Guest post by Andrea Lehmkuhler
When I was in college, I worked for several years in the accounting department of a real estate company. I was surrounded by people negotiating high end property deals, yet often found myself negotiating in a smaller, yet still meaningful realm of my own.
I came to enjoy my own personal victories – getting ‘fluff’ fees waived from equipment bills, the power of a well crafted email or phone call when negotiating terms, and the importance in offering authenticity in work relationships.
My job today is completely different than it was before and yet I often find myself using and sharpening the same tools that I did years ago. The only difference is that the stakes are much higher and the payoff much sweeter.
Here’s what I stick to when I negotiate:
1. Believe that there is a solution to be found that is mutually beneficial for both parties involved. Look for that solution.
Too often people see negotiation as two people on opposite sides. This is most often the least effective way to look at. You must operate under the idea that you are on the same side and you are convinced that there is a solution to be found.

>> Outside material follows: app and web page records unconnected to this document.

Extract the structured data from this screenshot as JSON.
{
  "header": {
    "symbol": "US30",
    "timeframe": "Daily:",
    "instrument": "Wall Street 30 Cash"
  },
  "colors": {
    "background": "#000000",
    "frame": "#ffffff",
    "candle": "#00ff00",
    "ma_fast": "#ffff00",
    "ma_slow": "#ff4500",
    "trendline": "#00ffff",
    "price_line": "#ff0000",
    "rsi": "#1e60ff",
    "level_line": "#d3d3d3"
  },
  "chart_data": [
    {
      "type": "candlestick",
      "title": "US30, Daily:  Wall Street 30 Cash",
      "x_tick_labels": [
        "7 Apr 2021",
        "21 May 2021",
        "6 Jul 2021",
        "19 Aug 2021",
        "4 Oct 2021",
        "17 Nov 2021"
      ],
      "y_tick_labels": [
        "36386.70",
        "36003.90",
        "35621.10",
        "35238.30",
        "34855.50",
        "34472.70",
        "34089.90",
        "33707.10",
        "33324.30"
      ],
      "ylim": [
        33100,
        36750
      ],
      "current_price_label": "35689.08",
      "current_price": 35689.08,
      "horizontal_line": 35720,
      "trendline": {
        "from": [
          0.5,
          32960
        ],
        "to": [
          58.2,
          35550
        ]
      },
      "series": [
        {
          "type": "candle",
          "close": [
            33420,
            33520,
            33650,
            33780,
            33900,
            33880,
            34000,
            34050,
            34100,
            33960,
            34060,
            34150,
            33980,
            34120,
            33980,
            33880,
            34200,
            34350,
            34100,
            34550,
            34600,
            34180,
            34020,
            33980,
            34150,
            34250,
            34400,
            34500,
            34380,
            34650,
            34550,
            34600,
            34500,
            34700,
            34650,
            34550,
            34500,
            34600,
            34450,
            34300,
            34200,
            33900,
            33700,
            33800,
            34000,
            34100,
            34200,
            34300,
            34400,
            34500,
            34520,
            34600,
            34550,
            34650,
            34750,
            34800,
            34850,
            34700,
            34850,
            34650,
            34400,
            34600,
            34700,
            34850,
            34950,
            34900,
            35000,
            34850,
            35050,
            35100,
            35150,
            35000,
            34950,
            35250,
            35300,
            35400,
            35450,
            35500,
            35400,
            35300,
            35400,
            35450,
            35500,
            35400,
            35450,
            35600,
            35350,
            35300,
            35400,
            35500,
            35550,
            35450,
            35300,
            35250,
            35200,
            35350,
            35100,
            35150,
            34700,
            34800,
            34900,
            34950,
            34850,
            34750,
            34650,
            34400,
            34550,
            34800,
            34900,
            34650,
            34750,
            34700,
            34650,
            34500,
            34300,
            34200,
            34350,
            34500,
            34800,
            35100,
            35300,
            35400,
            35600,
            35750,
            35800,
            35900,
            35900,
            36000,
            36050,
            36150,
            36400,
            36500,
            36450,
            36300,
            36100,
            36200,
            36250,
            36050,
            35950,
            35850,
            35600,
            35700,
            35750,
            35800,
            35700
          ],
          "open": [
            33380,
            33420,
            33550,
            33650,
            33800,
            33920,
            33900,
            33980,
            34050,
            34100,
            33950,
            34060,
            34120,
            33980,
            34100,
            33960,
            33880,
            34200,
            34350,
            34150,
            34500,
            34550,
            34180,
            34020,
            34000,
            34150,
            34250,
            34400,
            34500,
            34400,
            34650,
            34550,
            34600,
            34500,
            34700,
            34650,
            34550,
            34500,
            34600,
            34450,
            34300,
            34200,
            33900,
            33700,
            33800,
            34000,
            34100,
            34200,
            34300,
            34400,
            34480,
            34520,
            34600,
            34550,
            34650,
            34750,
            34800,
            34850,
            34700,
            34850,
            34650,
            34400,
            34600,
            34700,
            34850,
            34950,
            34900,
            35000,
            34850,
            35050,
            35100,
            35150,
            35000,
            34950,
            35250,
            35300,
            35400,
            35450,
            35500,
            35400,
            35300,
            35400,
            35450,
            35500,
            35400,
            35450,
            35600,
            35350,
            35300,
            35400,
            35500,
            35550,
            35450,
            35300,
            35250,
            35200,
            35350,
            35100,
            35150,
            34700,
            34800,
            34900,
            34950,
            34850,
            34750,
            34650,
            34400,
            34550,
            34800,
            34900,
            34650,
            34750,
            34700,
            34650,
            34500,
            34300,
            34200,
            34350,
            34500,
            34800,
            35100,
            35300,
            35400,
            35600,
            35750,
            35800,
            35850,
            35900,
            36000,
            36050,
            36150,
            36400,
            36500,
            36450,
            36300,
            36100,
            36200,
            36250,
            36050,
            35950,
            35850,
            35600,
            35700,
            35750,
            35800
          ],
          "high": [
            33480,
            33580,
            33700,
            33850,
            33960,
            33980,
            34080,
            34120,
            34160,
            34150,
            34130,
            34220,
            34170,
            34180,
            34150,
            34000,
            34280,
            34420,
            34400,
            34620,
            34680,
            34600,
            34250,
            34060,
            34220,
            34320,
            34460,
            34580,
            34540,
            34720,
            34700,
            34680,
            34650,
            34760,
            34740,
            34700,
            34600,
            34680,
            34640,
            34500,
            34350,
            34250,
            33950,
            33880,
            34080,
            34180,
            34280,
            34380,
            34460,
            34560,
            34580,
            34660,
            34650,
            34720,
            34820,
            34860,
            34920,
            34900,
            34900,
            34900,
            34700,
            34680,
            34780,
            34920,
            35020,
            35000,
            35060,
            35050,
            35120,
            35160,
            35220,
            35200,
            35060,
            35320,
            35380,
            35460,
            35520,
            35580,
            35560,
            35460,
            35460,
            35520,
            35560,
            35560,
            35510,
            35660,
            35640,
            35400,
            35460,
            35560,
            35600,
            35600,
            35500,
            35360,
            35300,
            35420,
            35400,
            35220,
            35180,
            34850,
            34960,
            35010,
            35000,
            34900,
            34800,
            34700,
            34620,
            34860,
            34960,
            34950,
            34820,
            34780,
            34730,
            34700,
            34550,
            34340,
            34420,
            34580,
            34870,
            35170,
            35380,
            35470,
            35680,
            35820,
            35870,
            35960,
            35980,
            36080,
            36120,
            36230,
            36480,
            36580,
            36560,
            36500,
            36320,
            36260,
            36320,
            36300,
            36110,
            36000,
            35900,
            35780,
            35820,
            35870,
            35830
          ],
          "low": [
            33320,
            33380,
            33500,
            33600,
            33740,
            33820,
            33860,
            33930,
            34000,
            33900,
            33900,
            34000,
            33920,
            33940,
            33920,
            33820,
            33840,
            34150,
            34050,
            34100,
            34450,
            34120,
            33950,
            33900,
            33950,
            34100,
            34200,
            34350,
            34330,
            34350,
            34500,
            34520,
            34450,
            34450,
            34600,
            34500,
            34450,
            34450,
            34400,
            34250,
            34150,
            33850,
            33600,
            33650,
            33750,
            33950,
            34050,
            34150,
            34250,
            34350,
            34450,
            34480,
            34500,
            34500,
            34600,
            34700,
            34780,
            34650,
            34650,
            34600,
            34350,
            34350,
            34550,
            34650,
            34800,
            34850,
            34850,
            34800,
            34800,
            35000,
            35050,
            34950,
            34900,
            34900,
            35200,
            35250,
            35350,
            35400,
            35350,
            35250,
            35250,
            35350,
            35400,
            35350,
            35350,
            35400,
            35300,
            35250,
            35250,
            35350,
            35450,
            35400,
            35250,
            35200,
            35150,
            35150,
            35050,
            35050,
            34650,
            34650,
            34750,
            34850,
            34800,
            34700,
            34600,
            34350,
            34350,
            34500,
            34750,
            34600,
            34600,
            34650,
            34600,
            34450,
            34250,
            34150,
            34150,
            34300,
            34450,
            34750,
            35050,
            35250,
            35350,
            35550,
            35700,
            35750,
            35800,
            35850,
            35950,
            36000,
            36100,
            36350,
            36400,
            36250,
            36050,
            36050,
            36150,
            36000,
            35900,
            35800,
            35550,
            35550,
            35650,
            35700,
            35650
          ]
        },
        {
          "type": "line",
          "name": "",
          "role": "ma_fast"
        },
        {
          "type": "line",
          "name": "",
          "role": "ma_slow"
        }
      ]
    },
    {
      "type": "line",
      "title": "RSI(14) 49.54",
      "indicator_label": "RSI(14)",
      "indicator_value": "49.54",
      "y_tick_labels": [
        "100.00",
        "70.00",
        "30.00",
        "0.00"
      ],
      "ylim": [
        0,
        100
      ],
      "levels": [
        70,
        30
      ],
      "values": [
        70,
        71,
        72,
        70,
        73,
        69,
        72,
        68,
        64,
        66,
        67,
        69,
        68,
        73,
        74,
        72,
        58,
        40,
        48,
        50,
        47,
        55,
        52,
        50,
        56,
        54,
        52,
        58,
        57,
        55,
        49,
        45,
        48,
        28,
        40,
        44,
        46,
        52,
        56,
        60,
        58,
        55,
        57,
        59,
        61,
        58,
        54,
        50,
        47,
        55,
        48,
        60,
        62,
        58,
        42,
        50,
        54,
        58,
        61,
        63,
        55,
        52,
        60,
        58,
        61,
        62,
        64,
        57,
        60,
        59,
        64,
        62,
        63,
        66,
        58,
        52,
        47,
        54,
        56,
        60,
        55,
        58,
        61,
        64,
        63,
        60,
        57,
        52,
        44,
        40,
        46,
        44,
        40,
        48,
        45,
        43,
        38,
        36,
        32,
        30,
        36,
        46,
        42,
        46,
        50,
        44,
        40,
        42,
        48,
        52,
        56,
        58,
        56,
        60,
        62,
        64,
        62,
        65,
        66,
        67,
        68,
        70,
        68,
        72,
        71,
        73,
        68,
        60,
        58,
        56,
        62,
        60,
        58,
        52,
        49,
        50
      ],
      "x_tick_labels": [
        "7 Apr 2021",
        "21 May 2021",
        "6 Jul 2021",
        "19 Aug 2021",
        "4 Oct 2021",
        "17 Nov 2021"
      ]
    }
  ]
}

I often times introduce a problem with this tag phrase: ‘I have this problem and I could really use your help.’ This sets up the conversation for problem solving together, not against one another.
2. Be persistant. Be persistant. Be persistant.
I try to, but I really can’t stress this enough. You must be willing to ask multiple times. You must be willing to hear ‘no’ or ‘I don’t think that will work.’ You must be willing to follow up for weeks or even months on end if it is important to you. It is easy to move on to the next thing; it is wise to wager the short amount of time it often takes to follow up, and try again. I stress this because the majority of the most successful deals I’ve been able to make have not been made with the first, second or even third contact.
Lastly, there is one thing negotiation is not about and that is manipulation. I shouldn’t plan my next move based on thinking I can get someone to respond a certain way. My ultimate goal is to not win one battle, but to strengthen my business relationships for many, many more interactions and successes.
What is your best tip for negotiation in your own business?
What do you respond to best to when someone is working on a problem with you?